The trail consists of many different sections which include the Audubon Trail, Blue Heron Trail, James M. Robb State Parks Connected Lakes and Corn Lake, Junior Service League Park, Riverside Park, Watson Island, and the Palisade Trail section. A great outdoor escape, this trail offers up numerous recreational activities including biking, bird watching, fishing, walking, and jogging.

The trails are funded and maintained by a community stewardship. Head to the One Riverfront website for more information. 

Three paths shown. First with gravel and trees, second with open skies and desert brush, third with pavement and trees

History of the Riverfront Trail System

In 1987, Mesa County and the City of Grand Junction established the Colorado Riverfront Commission. The vision that motivated this action was ambitious - the reclamation and preservation of the entire reach of the Colorado and Gunnison Rivers in Mesa County to improve wildlife habitat, to maintain open space in the river corridors and to enhance the river's potential for recreation and environmental education.

The vision is based on the belief that the quality of the rivers that flow through the Grand Valley have a significant effect on area residents’ quality of life. The objective is to protect the river corridor, complete this regional Riverfront Trail network and provide outdoor recreation and education opportunities from Loma on the west to Palisade on the east, along the Colorado River.
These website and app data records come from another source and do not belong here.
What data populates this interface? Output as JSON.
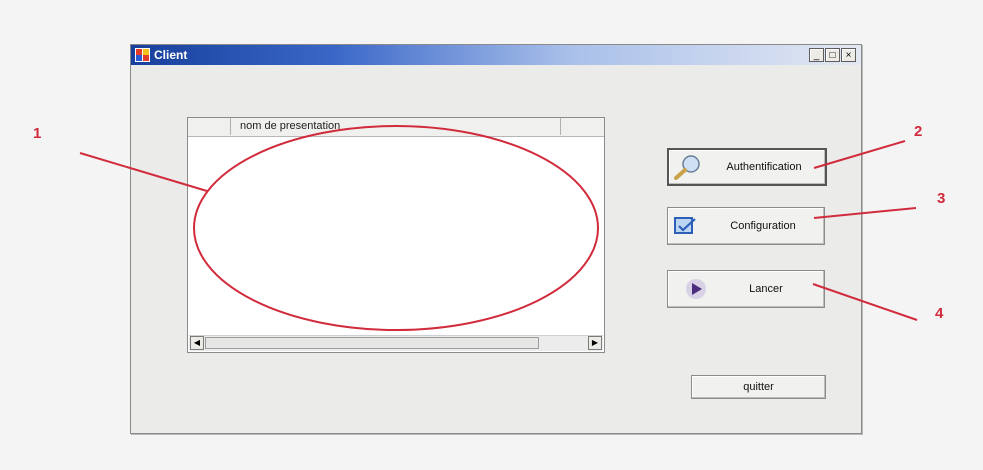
{
  "window": {
    "title": "Client",
    "controls": {
      "minimize": "_",
      "maximize": "□",
      "close": "×"
    }
  },
  "listview": {
    "columns": [
      "",
      "nom de presentation"
    ],
    "rows": []
  },
  "buttons": {
    "authentification": "Authentification",
    "configuration": "Configuration",
    "lancer": "Lancer",
    "quitter": "quitter"
  },
  "annotations": {
    "labels": [
      "1",
      "2",
      "3",
      "4"
    ],
    "color": "#d12b3c"
  },
  "icons": [
    "app-icon",
    "magnifier-icon",
    "configuration-icon",
    "play-icon"
  ]
}
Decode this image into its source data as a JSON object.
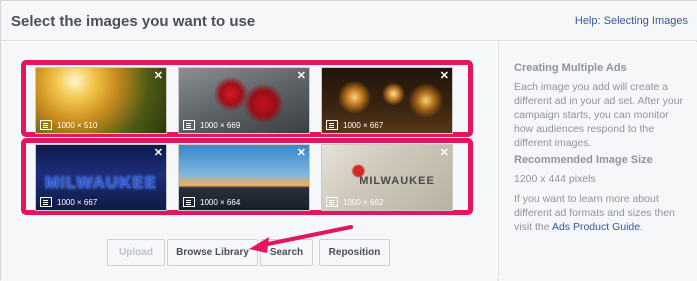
{
  "header": {
    "title": "Select the images you want to use",
    "help_link": "Help: Selecting Images"
  },
  "images": [
    {
      "dimensions": "1000 × 510",
      "close": "✕"
    },
    {
      "dimensions": "1000 × 669",
      "close": "✕"
    },
    {
      "dimensions": "1000 × 667",
      "close": "✕"
    },
    {
      "dimensions": "1000 × 667",
      "close": "✕",
      "overlay": "MILWAUKEE"
    },
    {
      "dimensions": "1000 × 664",
      "close": "✕"
    },
    {
      "dimensions": "1000 × 662",
      "close": "✕",
      "overlay": "MILWAUKEE"
    }
  ],
  "buttons": {
    "upload": "Upload",
    "browse_library": "Browse Library",
    "search": "Search",
    "reposition": "Reposition"
  },
  "sidebar": {
    "multiple_heading": "Creating Multiple Ads",
    "multiple_text": "Each image you add will create a different ad in your ad set. After your campaign starts, you can monitor how audiences respond to the different images.",
    "size_heading": "Recommended Image Size",
    "size_value": "1200 x 444 pixels",
    "learn_text": "If you want to learn more about different ad formats and sizes then visit the",
    "learn_link": "Ads Product Guide",
    "learn_end": "."
  },
  "colors": {
    "highlight": "#e5155d",
    "link": "#365899"
  }
}
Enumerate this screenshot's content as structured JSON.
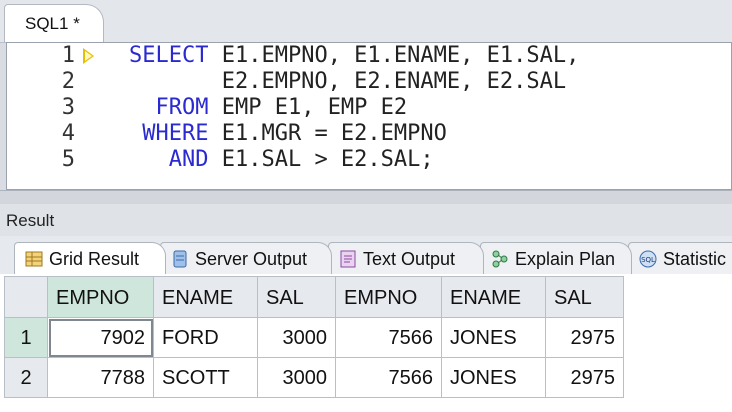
{
  "editor": {
    "tab_label": "SQL1 *",
    "lines": [
      {
        "num": "1",
        "parts": [
          {
            "t": "SELECT",
            "kw": true
          },
          {
            "t": " E1.EMPNO, E1.ENAME, E1.SAL,",
            "kw": false
          }
        ]
      },
      {
        "num": "2",
        "parts": [
          {
            "t": "       E2.EMPNO, E2.ENAME, E2.SAL",
            "kw": false
          }
        ]
      },
      {
        "num": "3",
        "parts": [
          {
            "t": "  FROM",
            "kw": true
          },
          {
            "t": " EMP E1, EMP E2",
            "kw": false
          }
        ]
      },
      {
        "num": "4",
        "parts": [
          {
            "t": " WHERE",
            "kw": true
          },
          {
            "t": " E1.MGR = E2.EMPNO",
            "kw": false
          }
        ]
      },
      {
        "num": "5",
        "parts": [
          {
            "t": "   AND",
            "kw": true
          },
          {
            "t": " E1.SAL > E2.SAL;",
            "kw": false
          }
        ]
      }
    ],
    "current_line": 1
  },
  "result": {
    "title": "Result",
    "tabs": [
      {
        "label": "Grid Result",
        "icon": "grid-icon",
        "active": true
      },
      {
        "label": "Server Output",
        "icon": "server-output-icon",
        "active": false
      },
      {
        "label": "Text Output",
        "icon": "text-output-icon",
        "active": false
      },
      {
        "label": "Explain Plan",
        "icon": "explain-plan-icon",
        "active": false
      },
      {
        "label": "Statistic",
        "icon": "statistics-icon",
        "active": false
      }
    ],
    "grid": {
      "columns": [
        "EMPNO",
        "ENAME",
        "SAL",
        "EMPNO",
        "ENAME",
        "SAL"
      ],
      "numeric": [
        true,
        false,
        true,
        true,
        false,
        true
      ],
      "selected_column": 0,
      "rows": [
        {
          "num": "1",
          "cells": [
            "7902",
            "FORD",
            "3000",
            "7566",
            "JONES",
            "2975"
          ],
          "selected": true
        },
        {
          "num": "2",
          "cells": [
            "7788",
            "SCOTT",
            "3000",
            "7566",
            "JONES",
            "2975"
          ],
          "selected": false
        }
      ]
    }
  },
  "colors": {
    "keyword": "#2a2ad0",
    "selection": "#cfe6dc",
    "current_line_arrow": "#e6c000"
  }
}
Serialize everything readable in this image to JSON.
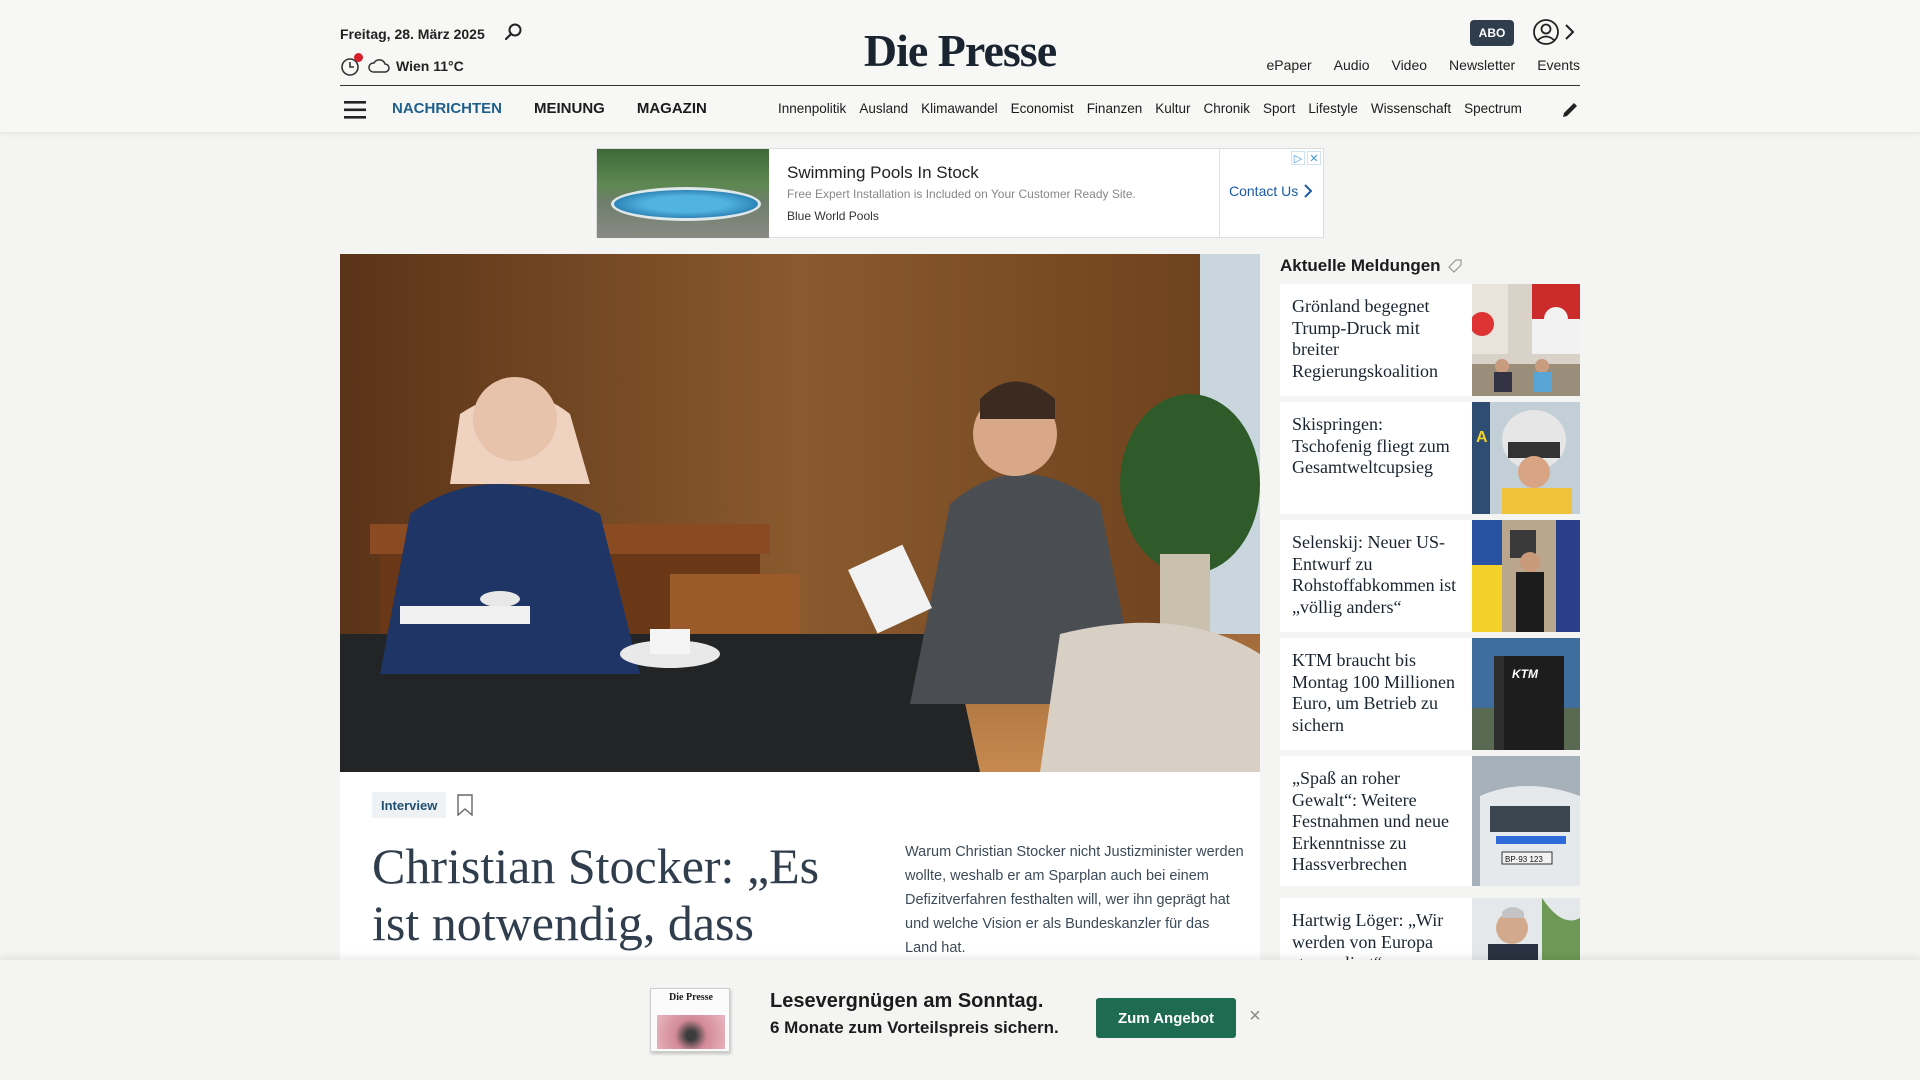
{
  "header": {
    "date": "Freitag, 28. März 2025",
    "weather": "Wien 11°C",
    "logo": "Die Presse",
    "abo_label": "ABO",
    "top_links": [
      "ePaper",
      "Audio",
      "Video",
      "Newsletter",
      "Events"
    ],
    "main_nav": [
      "NACHRICHTEN",
      "MEINUNG",
      "MAGAZIN"
    ],
    "sub_nav": [
      "Innenpolitik",
      "Ausland",
      "Klimawandel",
      "Economist",
      "Finanzen",
      "Kultur",
      "Chronik",
      "Sport",
      "Lifestyle",
      "Wissenschaft",
      "Spectrum"
    ]
  },
  "ad": {
    "title": "Swimming Pools In Stock",
    "description": "Free Expert Installation is Included on Your Customer Ready Site.",
    "brand": "Blue World Pools",
    "cta": "Contact Us"
  },
  "lead": {
    "tag": "Interview",
    "headline": "Christian Stocker: „Es ist notwendig, dass",
    "teaser": "Warum Christian Stocker nicht Justizminister werden wollte, weshalb er am Sparplan auch bei einem Defizitverfahren festhalten will, wer ihn geprägt hat und welche Vision er als Bundeskanzler für das Land hat."
  },
  "sidebar": {
    "title": "Aktuelle Meldungen",
    "items": [
      {
        "text": "Grönland begegnet Trump-Druck mit breiter Regierungskoalition"
      },
      {
        "text": "Skispringen: Tschofenig fliegt zum Gesamtweltcupsieg"
      },
      {
        "text": "Selenskij: Neuer US-Entwurf zu Rohstoffabkommen ist „völlig anders“"
      },
      {
        "text": "KTM braucht bis Montag 100 Millionen Euro, um Betrieb zu sichern"
      },
      {
        "text": "„Spaß an roher Gewalt“: Weitere Festnahmen und neue Erkenntnisse zu Hassverbrechen"
      },
      {
        "text": "Hartwig Löger: „Wir werden von Europa stranguliert“"
      }
    ]
  },
  "promo": {
    "mini_logo": "Die Presse",
    "headline": "Lesevergnügen am Sonntag.",
    "subline": "6 Monate zum Vorteilspreis sichern.",
    "button": "Zum Angebot",
    "close": "×"
  },
  "colors": {
    "brand_dark": "#2f3d4c",
    "nav_active": "#1f5f8b",
    "promo_button": "#1e6b52",
    "notification_dot": "#d81e2b"
  }
}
The Colorado Riverfront Project has a record of substantial accomplishments supported by a partnership that includes most of the governmental, non-profit, and volunteer organizations in Mesa County concerned with recreation and natural resource management along the Colorado and Gunnison Rivers. During the last 25 years, over 30 riverfront properties - almost 2,500 acres - have been protected through conservation easements.